However, like with anything, you still need to be smart about it, and not everyone agrees that it's safe. In a press release from Columbia University Medical Center, Dr. Tongalp Tezel, a retina expert, said there is danger of reflecting ultraviolet light back into your eyes if you take a selfie with the eclipse in the background.
"Many people will think it’s safe to take a selfie with the eclipse in the background because they aren’t looking directly at the sun. What they may not realize is that the screen of your phone reflects the ultraviolet rays emitted during an eclipse directly toward your eye, which can result in a solar burn.”
Remember to look at your phone screen, and not at the sun if you don't have proper eclipse glasses, and don't try to take a selfie with the eclipse in the background. Sunglasses are not enough protection during an eclipse.
While selfie mode might help protect your peepers from sun damage, there is no guarantee. But, what about your phone?

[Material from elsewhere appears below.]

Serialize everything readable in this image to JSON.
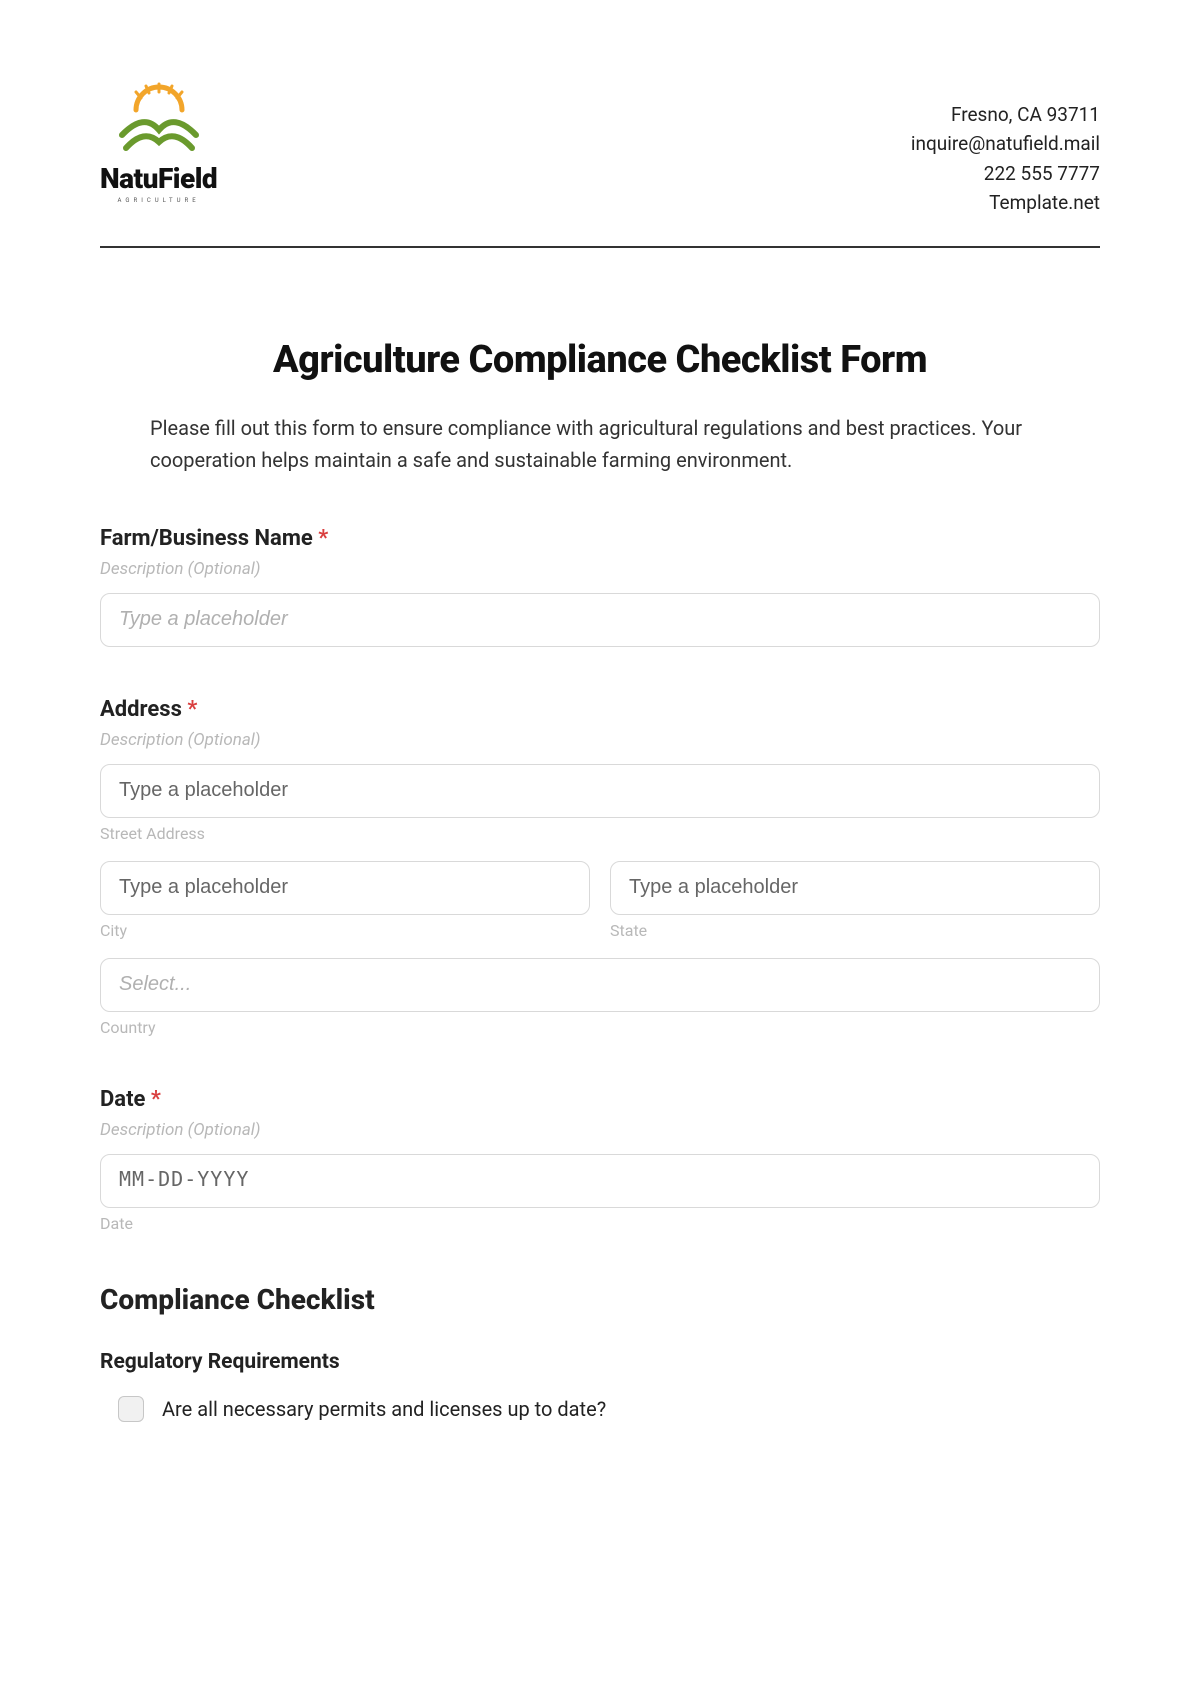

There's been a lot of speculation that pointing your smartphone at the sun during the eclipse could burn out your camera, just like looking at the sun without solar eclipse glasses can burn your retinas.
I have good news! "You could point your iPhone at the sun right now to take photos and the camera’s sensor and the lens would not be damaged," USA Today noted, citing a statement from Apple. "And the same is the case for the solar eclipse."
You should only try to photograph the eclipse if you have ISO-approved eclipse glasses. As far as viewing the eclipse in selfie mode, clearly, there is conflicting information about what's safe to do here. If you have any doubts, opt for one of these other DIY eclipse viewing options instead because, you only get one pair of eyes.